Her Right to Bear Arms: The Rise of Women's Gun CultureSubmitted by jrd3820 on Sun, 07/27/2014 - 16:12
Her Right to Bear Arms: The Rise of Women's Gun Culture
On the ground in Texas at a women's gun conference, where the bullets fly, the bras have holsters and the motivations are murky
By W.J. Cassidy
July 14, 2014 9:00 AM ET

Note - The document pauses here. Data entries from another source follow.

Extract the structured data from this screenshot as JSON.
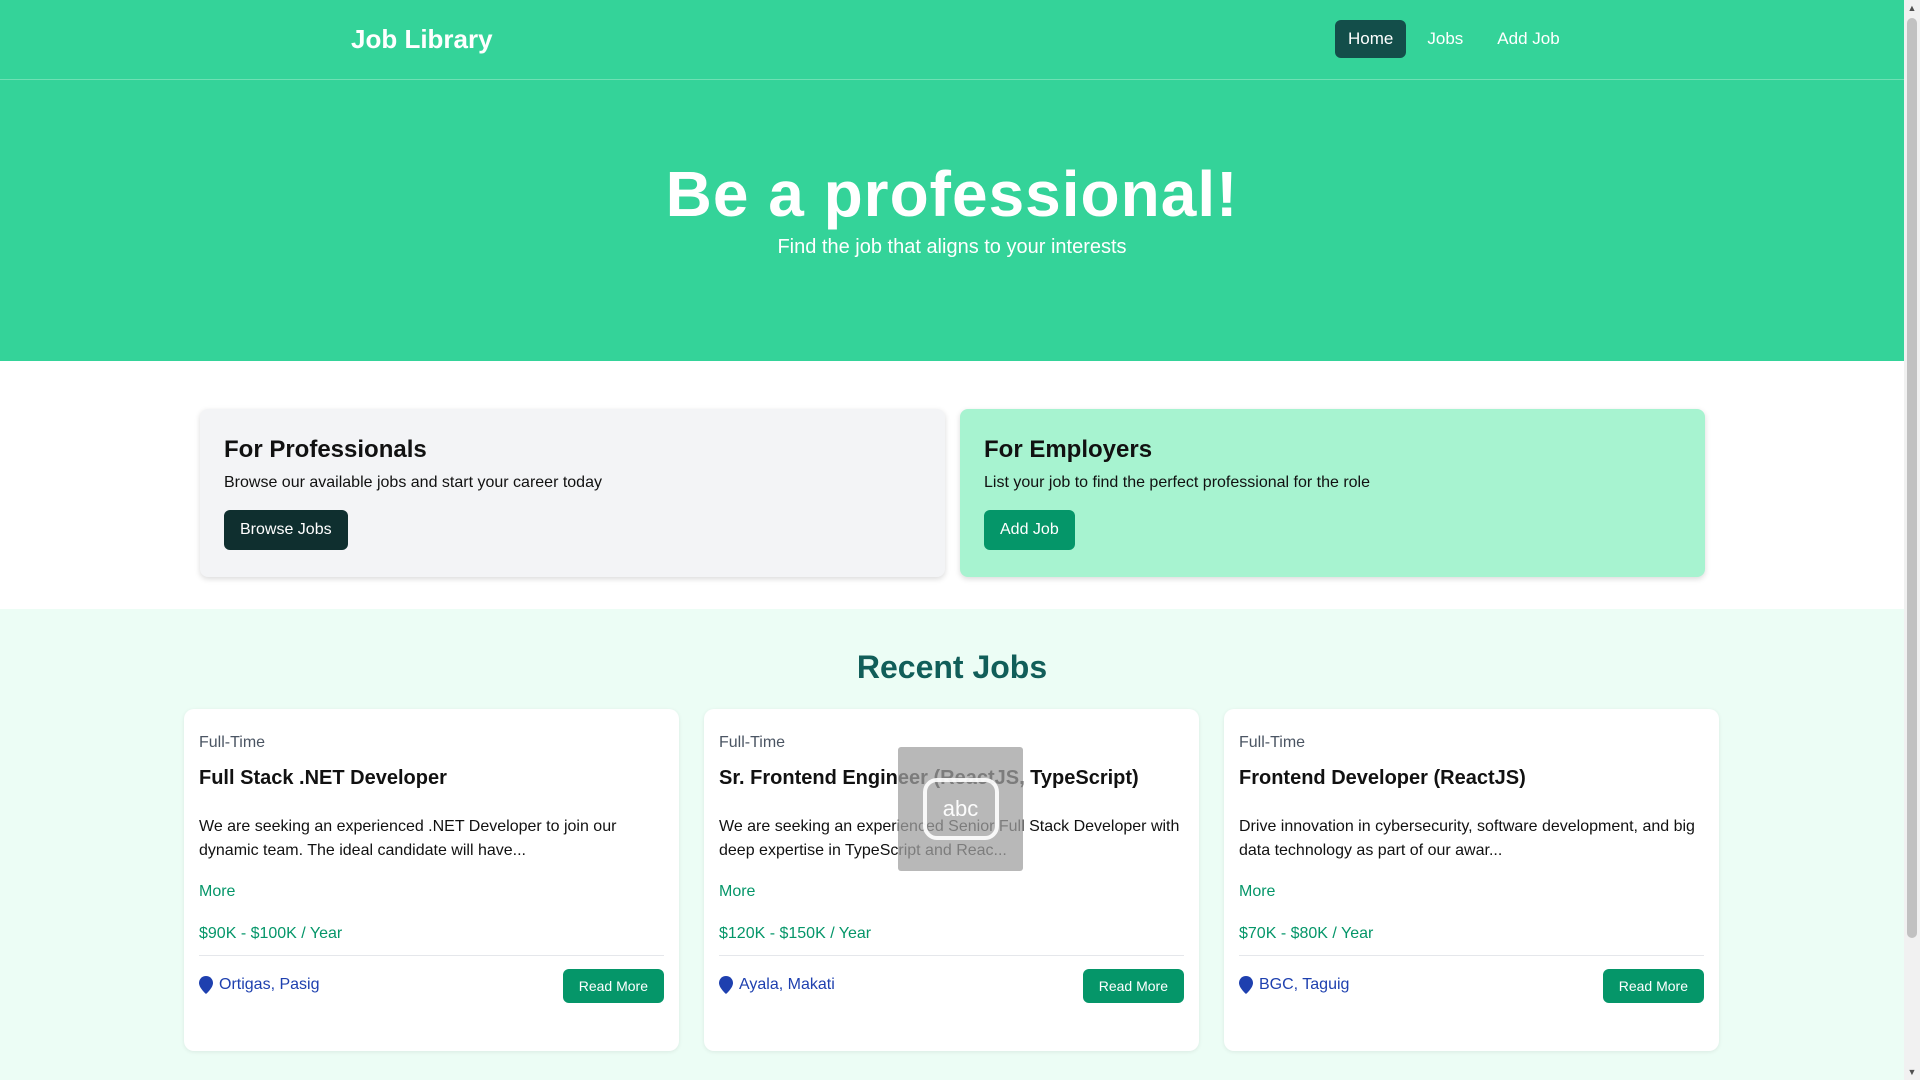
{
  "nav": {
    "brand": "Job Library",
    "links": [
      {
        "label": "Home"
      },
      {
        "label": "Jobs"
      },
      {
        "label": "Add Job"
      }
    ]
  },
  "hero": {
    "title": "Be a professional!",
    "subtitle": "Find the job that aligns to your interests"
  },
  "professionals": {
    "title": "For Professionals",
    "text": "Browse our available jobs and start your career today",
    "button": "Browse Jobs"
  },
  "employers": {
    "title": "For Employers",
    "text": "List your job to find the perfect professional for the role",
    "button": "Add Job"
  },
  "recent": {
    "title": "Recent Jobs",
    "jobs": [
      {
        "type": "Full-Time",
        "title": "Full Stack .NET Developer",
        "description": "We are seeking an experienced .NET Developer to join our dynamic team. The ideal candidate will have...",
        "more": "More",
        "salary": "$90K - $100K / Year",
        "location": "Ortigas, Pasig",
        "button": "Read More"
      },
      {
        "type": "Full-Time",
        "title": "Sr. Frontend Engineer (ReactJS, TypeScript)",
        "description": "We are seeking an experienced Senior Full Stack Developer with deep expertise in TypeScript and Reac...",
        "more": "More",
        "salary": "$120K - $150K / Year",
        "location": "Ayala, Makati",
        "button": "Read More"
      },
      {
        "type": "Full-Time",
        "title": "Frontend Developer (ReactJS)",
        "description": "Drive innovation in cybersecurity, software development, and big data technology as part of our awar...",
        "more": "More",
        "salary": "$70K - $80K / Year",
        "location": "BGC, Taguig",
        "button": "Read More"
      }
    ]
  },
  "overlay": {
    "label": "abc"
  },
  "colors": {
    "primary": "#34d399",
    "dark": "#134e4a",
    "accent": "#059669",
    "employer_bg": "#a7f3d0",
    "recent_bg": "#ecfdf5",
    "location": "#1e40af"
  }
}
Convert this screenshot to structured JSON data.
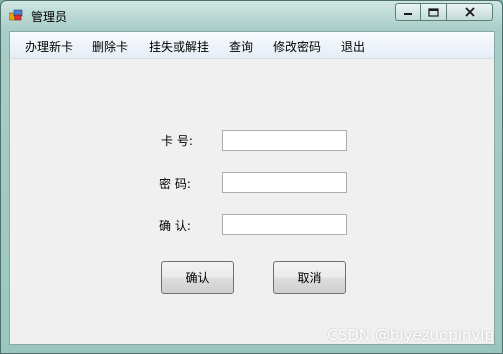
{
  "window": {
    "title": "管理员"
  },
  "window_controls": {
    "minimize_icon": "minimize-icon",
    "maximize_icon": "maximize-icon",
    "close_icon": "close-icon"
  },
  "menu": {
    "items": [
      "办理新卡",
      "删除卡",
      "挂失或解挂",
      "查询",
      "修改密码",
      "退出"
    ]
  },
  "form": {
    "card_label": "卡 号:",
    "password_label": "密 码:",
    "confirm_label": "确 认:",
    "card_value": "",
    "password_value": "",
    "confirm_value": "",
    "ok_button": "确认",
    "cancel_button": "取消"
  },
  "watermark": "CSDN @biyezuopinvip",
  "colors": {
    "client_bg": "#f0f0f0",
    "frame": "#9bc6c0",
    "menubar_top": "#f8fbfe",
    "menubar_bottom": "#e6edf6"
  }
}
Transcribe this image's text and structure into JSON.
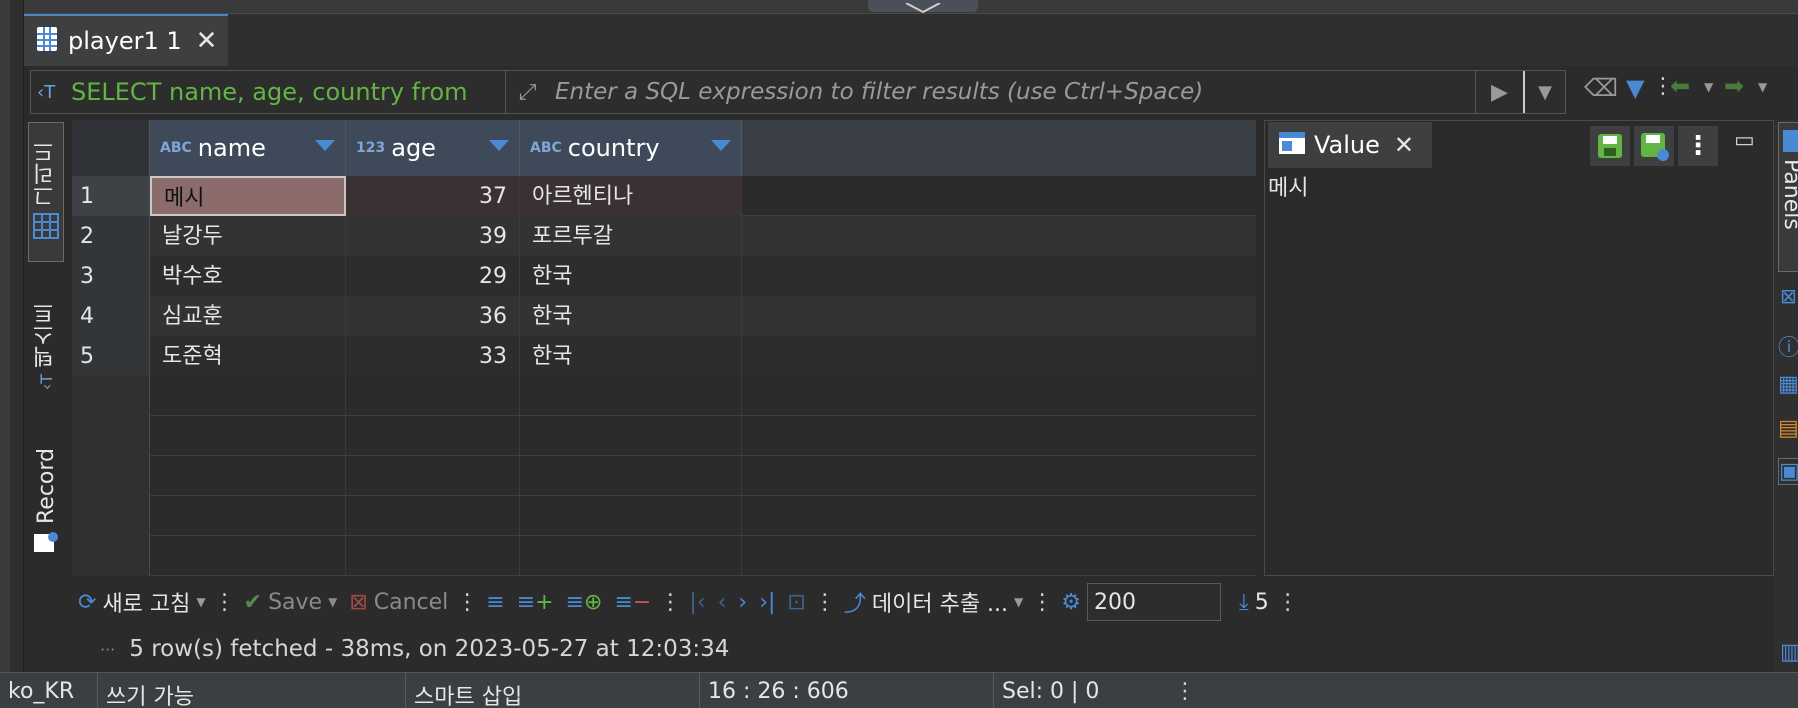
{
  "editor_tab": {
    "label": "player1 1",
    "close": "✕"
  },
  "filter": {
    "sql": "SELECT name, age, country from",
    "placeholder": "Enter a SQL expression to filter results (use Ctrl+Space)"
  },
  "side_tabs": {
    "grid": "그리드",
    "text": "텍스트",
    "record": "Record"
  },
  "grid": {
    "columns": [
      {
        "type": "ABC",
        "name": "name"
      },
      {
        "type": "123",
        "name": "age"
      },
      {
        "type": "ABC",
        "name": "country"
      }
    ],
    "rows": [
      {
        "num": "1",
        "name": "메시",
        "age": "37",
        "country": "아르헨티나"
      },
      {
        "num": "2",
        "name": "날강두",
        "age": "39",
        "country": "포르투갈"
      },
      {
        "num": "3",
        "name": "박수호",
        "age": "29",
        "country": "한국"
      },
      {
        "num": "4",
        "name": "심교훈",
        "age": "36",
        "country": "한국"
      },
      {
        "num": "5",
        "name": "도준혁",
        "age": "33",
        "country": "한국"
      }
    ],
    "selected_row": 1
  },
  "value_panel": {
    "tab_label": "Value",
    "content": "메시"
  },
  "panels_label": "Panels",
  "bottom_toolbar": {
    "refresh": "새로 고침",
    "save": "Save",
    "cancel": "Cancel",
    "export": "데이터 추출 ...",
    "limit": "200",
    "row_count": "5"
  },
  "status_line": "5 row(s) fetched - 38ms, on 2023-05-27 at 12:03:34",
  "status_bar": {
    "locale": "ko_KR",
    "writable": "쓰기 가능",
    "insert_mode": "스마트 삽입",
    "position": "16 : 26 : 606",
    "selection": "Sel: 0 | 0"
  },
  "colors": {
    "accent": "#4a8ad4",
    "sql_green": "#62b543",
    "header_bg": "#3e4a5a",
    "selected_cell": "#8c6b6b"
  }
}
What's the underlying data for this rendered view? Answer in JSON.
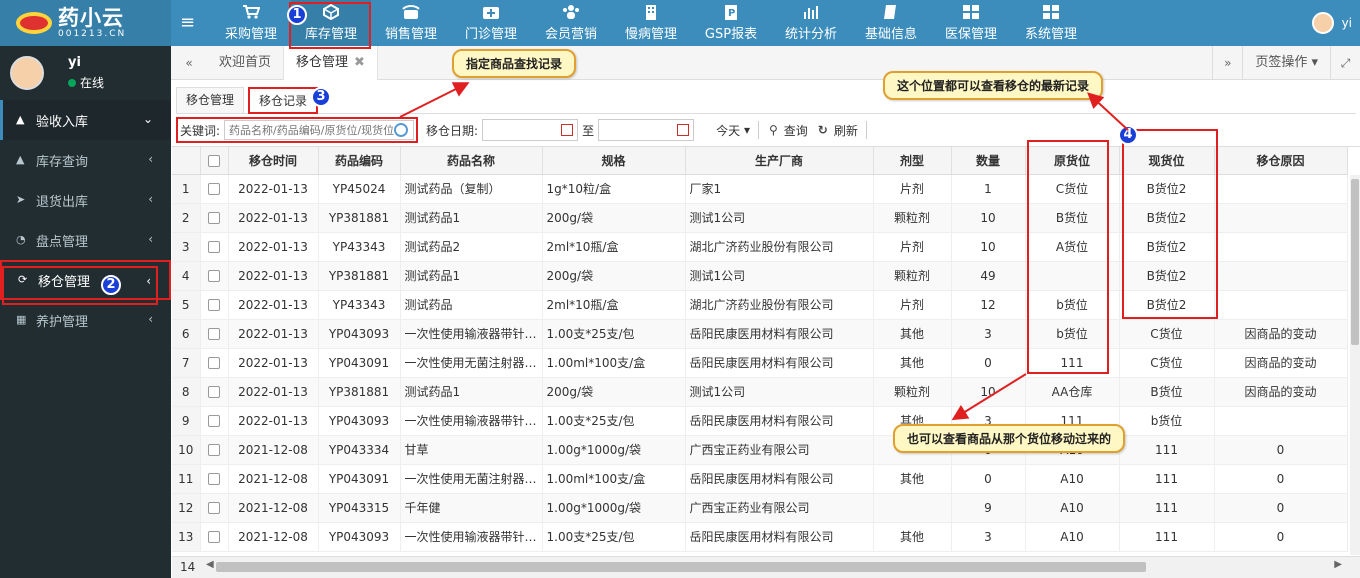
{
  "app": {
    "logo_text": "药小云",
    "logo_sub": "001213.CN",
    "top_nav": [
      {
        "label": "采购管理",
        "icon": "cart-icon"
      },
      {
        "label": "库存管理",
        "icon": "cube-icon"
      },
      {
        "label": "销售管理",
        "icon": "phone-icon"
      },
      {
        "label": "门诊管理",
        "icon": "medkit-icon"
      },
      {
        "label": "会员营销",
        "icon": "users-icon"
      },
      {
        "label": "慢病管理",
        "icon": "building-icon"
      },
      {
        "label": "GSP报表",
        "icon": "report-icon"
      },
      {
        "label": "统计分析",
        "icon": "bar-chart-icon"
      },
      {
        "label": "基础信息",
        "icon": "book-icon"
      },
      {
        "label": "医保管理",
        "icon": "windows-icon"
      },
      {
        "label": "系统管理",
        "icon": "windows-icon"
      }
    ],
    "user": "yi"
  },
  "sidebar": {
    "user_name": "yi",
    "status": "在线",
    "items": [
      {
        "label": "验收入库",
        "icon": "chart-icon",
        "arrow": "⌄"
      },
      {
        "label": "库存查询",
        "icon": "chart-icon",
        "arrow": "‹"
      },
      {
        "label": "退货出库",
        "icon": "send-icon",
        "arrow": "‹"
      },
      {
        "label": "盘点管理",
        "icon": "pie-icon",
        "arrow": "‹"
      },
      {
        "label": "移仓管理",
        "icon": "refresh-icon",
        "arrow": "‹"
      },
      {
        "label": "养护管理",
        "icon": "grid-icon",
        "arrow": "‹"
      }
    ]
  },
  "tabs": {
    "items": [
      {
        "label": "欢迎首页"
      },
      {
        "label": "移仓管理"
      }
    ],
    "page_ops": "页签操作"
  },
  "subtabs": [
    {
      "label": "移仓管理"
    },
    {
      "label": "移仓记录"
    }
  ],
  "toolbar": {
    "keyword_label": "关键词:",
    "keyword_placeholder": "药品名称/药品编码/原货位/现货位",
    "date_label": "移仓日期:",
    "to_label": "至",
    "today": "今天",
    "query": "查询",
    "refresh": "刷新"
  },
  "table": {
    "headers": [
      "",
      "",
      "移仓时间",
      "药品编码",
      "药品名称",
      "规格",
      "生产厂商",
      "剂型",
      "数量",
      "原货位",
      "现货位",
      "移仓原因"
    ],
    "rows": [
      [
        "1",
        "2022-01-13",
        "YP45024",
        "测试药品（复制）",
        "1g*10粒/盒",
        "厂家1",
        "片剂",
        "1",
        "C货位",
        "B货位2",
        ""
      ],
      [
        "2",
        "2022-01-13",
        "YP381881",
        "测试药品1",
        "200g/袋",
        "测试1公司",
        "颗粒剂",
        "10",
        "B货位",
        "B货位2",
        ""
      ],
      [
        "3",
        "2022-01-13",
        "YP43343",
        "测试药品2",
        "2ml*10瓶/盒",
        "湖北广济药业股份有限公司",
        "片剂",
        "10",
        "A货位",
        "B货位2",
        ""
      ],
      [
        "4",
        "2022-01-13",
        "YP381881",
        "测试药品1",
        "200g/袋",
        "测试1公司",
        "颗粒剂",
        "49",
        "",
        "B货位2",
        ""
      ],
      [
        "5",
        "2022-01-13",
        "YP43343",
        "测试药品",
        "2ml*10瓶/盒",
        "湖北广济药业股份有限公司",
        "片剂",
        "12",
        "b货位",
        "B货位2",
        ""
      ],
      [
        "6",
        "2022-01-13",
        "YP043093",
        "一次性使用输液器带针…",
        "1.00支*25支/包",
        "岳阳民康医用材料有限公司",
        "其他",
        "3",
        "b货位",
        "C货位",
        "因商品的变动"
      ],
      [
        "7",
        "2022-01-13",
        "YP043091",
        "一次性使用无菌注射器…",
        "1.00ml*100支/盒",
        "岳阳民康医用材料有限公司",
        "其他",
        "0",
        "111",
        "C货位",
        "因商品的变动"
      ],
      [
        "8",
        "2022-01-13",
        "YP381881",
        "测试药品1",
        "200g/袋",
        "测试1公司",
        "颗粒剂",
        "10",
        "AA仓库",
        "B货位",
        "因商品的变动"
      ],
      [
        "9",
        "2022-01-13",
        "YP043093",
        "一次性使用输液器带针…",
        "1.00支*25支/包",
        "岳阳民康医用材料有限公司",
        "其他",
        "3",
        "111",
        "b货位",
        ""
      ],
      [
        "10",
        "2021-12-08",
        "YP043334",
        "甘草",
        "1.00g*1000g/袋",
        "广西宝正药业有限公司",
        "",
        "0",
        "A10",
        "111",
        "0"
      ],
      [
        "11",
        "2021-12-08",
        "YP043091",
        "一次性使用无菌注射器…",
        "1.00ml*100支/盒",
        "岳阳民康医用材料有限公司",
        "其他",
        "0",
        "A10",
        "111",
        "0"
      ],
      [
        "12",
        "2021-12-08",
        "YP043315",
        "千年健",
        "1.00g*1000g/袋",
        "广西宝正药业有限公司",
        "",
        "9",
        "A10",
        "111",
        "0"
      ],
      [
        "13",
        "2021-12-08",
        "YP043093",
        "一次性使用输液器带针…",
        "1.00支*25支/包",
        "岳阳民康医用材料有限公司",
        "其他",
        "3",
        "A10",
        "111",
        "0"
      ]
    ],
    "footer_row": "14"
  },
  "annotations": {
    "badges": [
      "1",
      "2",
      "3",
      "4"
    ],
    "callout_search": "指定商品查找记录",
    "callout_latest": "这个位置都可以查看移仓的最新记录",
    "callout_from": "也可以查看商品从那个货位移动过来的",
    "accent": "#e02020",
    "badge_color": "#1a3fd8"
  }
}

"I'm gonna kill you!" the pert blonde ponytailed lady screams, in a petite room in the bowels of the convention center. "I said I'm gonna kill you!" "No!" huffs her target, a mom-jean'd-woman in her mid-fifties. "Back off!" Then, responding to ponytail's faux-intimidation, the older woman slaps an open palm into the face of a shooting-range silhouette pinned on the back wall, un-holsters a pistol, and pops six rounds into a theoretical assailant's chest — blam-blam-blam-blam-blam-blam, quick sharp cracks, with a corresponding swirl of odorous gun smoke. The ammo's not live: the gun is firing "simunition" bullets, created specifically for this kind of training exercise. But as the casings zing hard off the gray walls and careen, a few feet in front of me, onto the plastic tarp, I cover my eyes in the crook of my elbow just in case.
It's early spring and I'm in Waco, Texas, for the 2nd annual national conference of A Girl And A Gun, a shooting league birthed out of — and, now, attempting to shepherd forward — the nascent women and firearms movement.
Over the last decade, the percentage of armed women in America has risen quietly: according to Gallup, the numbers went from 13% in 2005 to 23% in 2011. By last year, that rise wasn't so quiet anymore. Women's interest sites declared "The Rise Of The Female Gun Nut." A Girl and a Gun-type shooting clubs, like Babes with Bullets and The Well Armed Woman, bloomed. And a staunchly, proudly masculine industry at least attempted to keep pace. Walk around a gun show these days, and you're more likely than not to find at least one table piled wide with .223-caliber AR-15 assault rifles rendered in hot pink.